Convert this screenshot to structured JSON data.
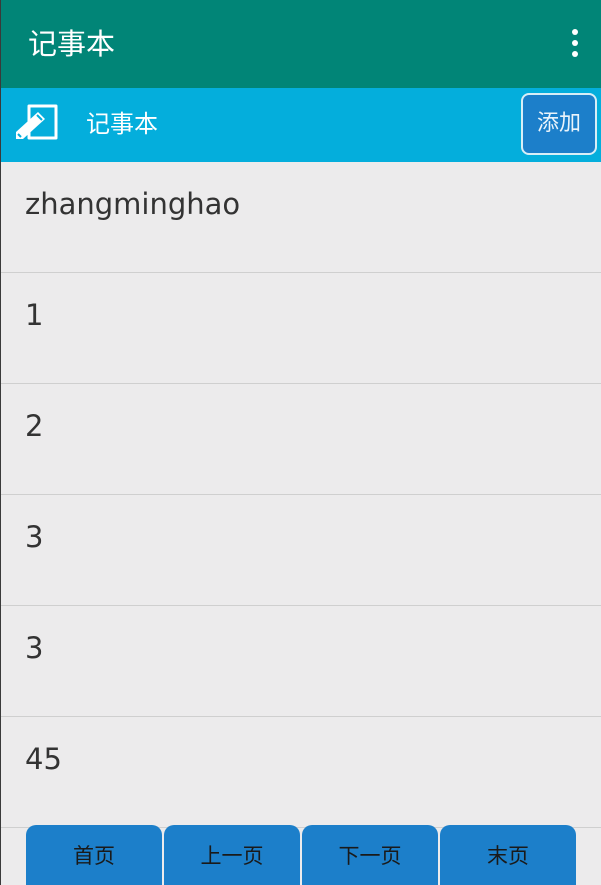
{
  "app_bar": {
    "title": "记事本",
    "menu_icon": "more-vert-icon"
  },
  "sub_bar": {
    "icon": "note-edit-icon",
    "title": "记事本",
    "add_label": "添加"
  },
  "notes": [
    "zhangminghao",
    "1",
    "2",
    "3",
    "3",
    "45"
  ],
  "pager": {
    "first_label": "首页",
    "prev_label": "上一页",
    "next_label": "下一页",
    "last_label": "末页"
  },
  "colors": {
    "app_bar": "#018577",
    "sub_bar": "#04aedc",
    "button": "#1c7fca",
    "list_background": "#ecebec"
  }
}
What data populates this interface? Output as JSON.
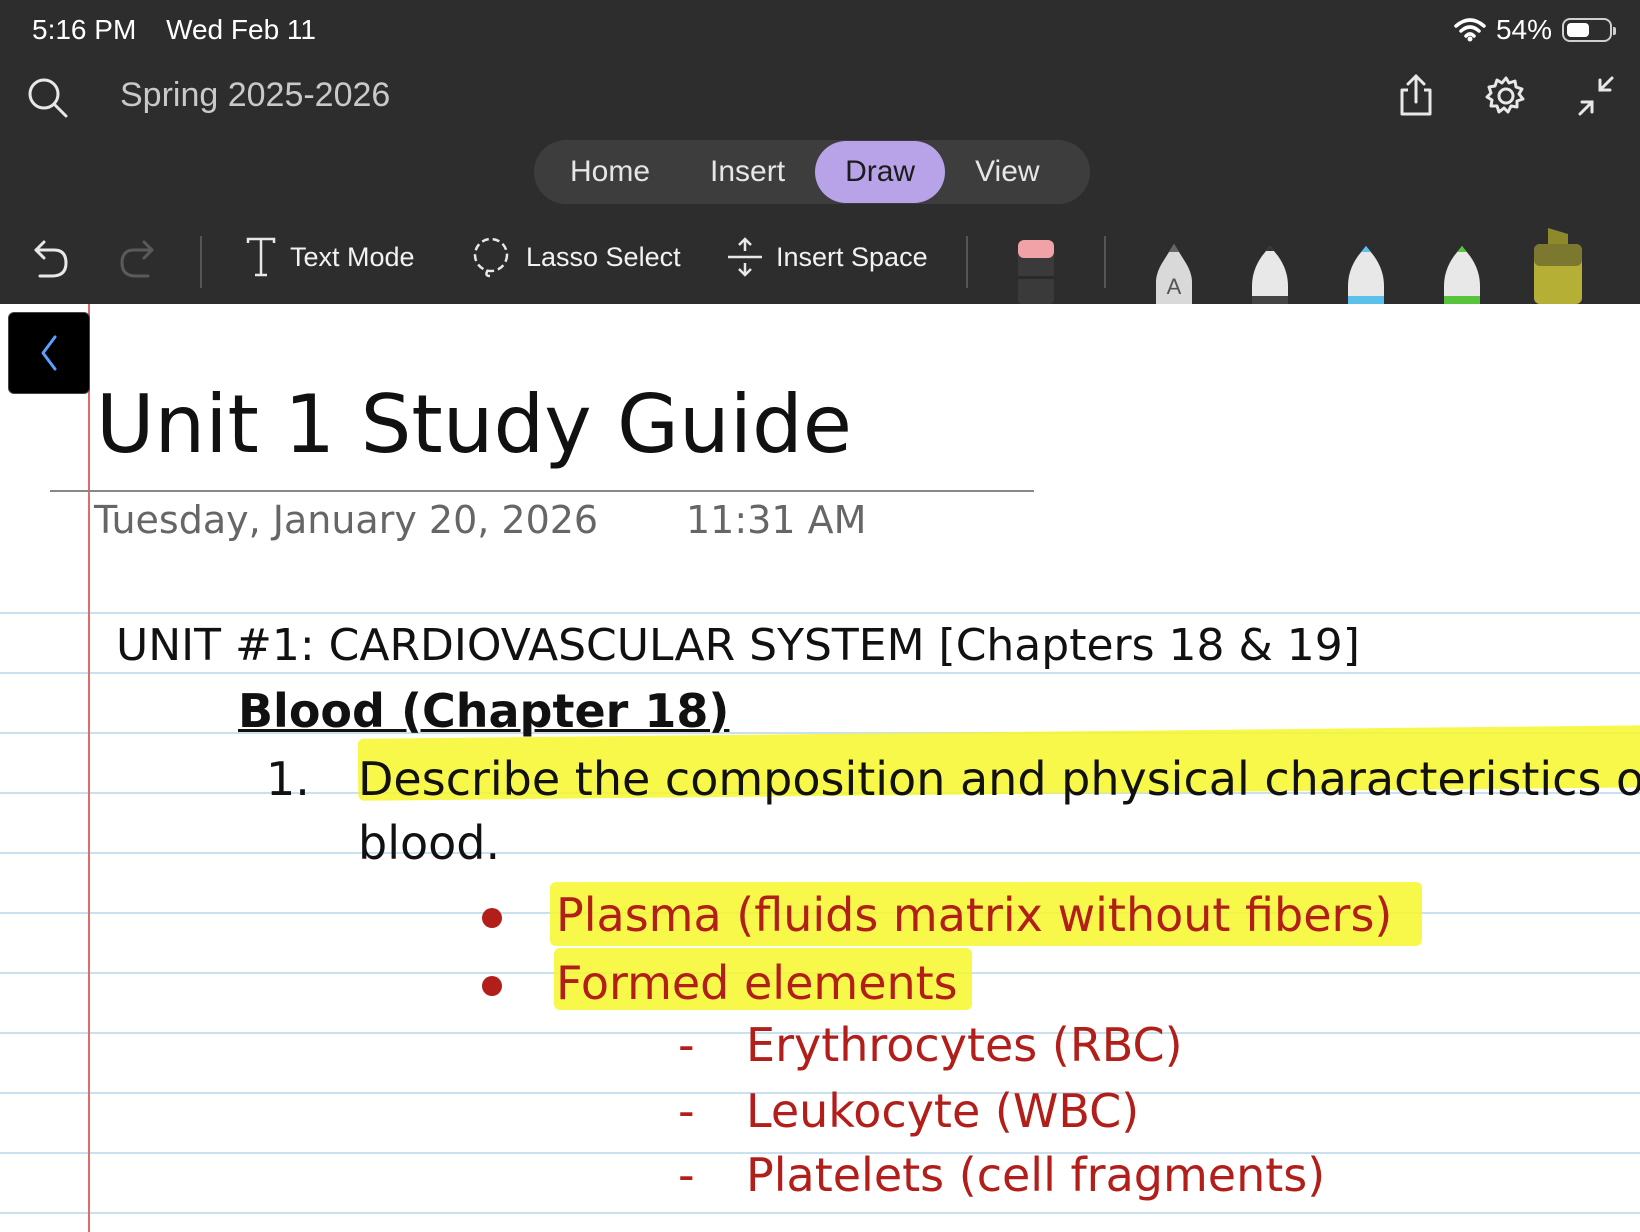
{
  "status_bar": {
    "time": "5:16 PM",
    "date": "Wed Feb 11",
    "battery": "54%",
    "battery_level": 0.54
  },
  "header": {
    "notebook_title": "Spring 2025-2026",
    "icons": [
      "search-icon",
      "share-icon",
      "settings-gear-icon",
      "collapse-arrows-icon"
    ]
  },
  "tabs": [
    {
      "label": "Home",
      "active": false
    },
    {
      "label": "Insert",
      "active": false
    },
    {
      "label": "Draw",
      "active": true
    },
    {
      "label": "View",
      "active": false
    }
  ],
  "toolbar": {
    "text_mode": "Text Mode",
    "lasso_select": "Lasso Select",
    "insert_space": "Insert Space",
    "pens": [
      {
        "name": "pencil-A",
        "tip_color": "#d9d9d9",
        "label": "A"
      },
      {
        "name": "pen-white",
        "tip_color": "#e8e8e8"
      },
      {
        "name": "pen-blue",
        "tip_color": "#5bc0ea"
      },
      {
        "name": "pen-green",
        "tip_color": "#58c33c"
      },
      {
        "name": "highlighter-yellow",
        "tip_color": "#b5b035"
      }
    ]
  },
  "page": {
    "title": "Unit 1 Study Guide",
    "date": "Tuesday, January 20, 2026",
    "time": "11:31 AM",
    "unit_heading": "UNIT #1: CARDIOVASCULAR SYSTEM [Chapters 18 & 19]",
    "section_heading": "Blood (Chapter 18)",
    "item_number": "1.",
    "item_text_line1": "Describe the composition and physical characteristics of w",
    "item_text_line2": "blood.",
    "bullets": [
      "Plasma (fluids matrix without fibers)",
      "Formed elements"
    ],
    "sub_dash": "-",
    "sub_items": [
      "Erythrocytes (RBC)",
      "Leukocyte (WBC)",
      "Platelets (cell fragments)"
    ],
    "highlight_color": "#f7f72a",
    "answer_color": "#b21e1a"
  }
}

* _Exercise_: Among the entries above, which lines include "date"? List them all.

* _The answer_:
    "date": "Wed Feb 11",
    "date": "Tuesday, January 20, 2026",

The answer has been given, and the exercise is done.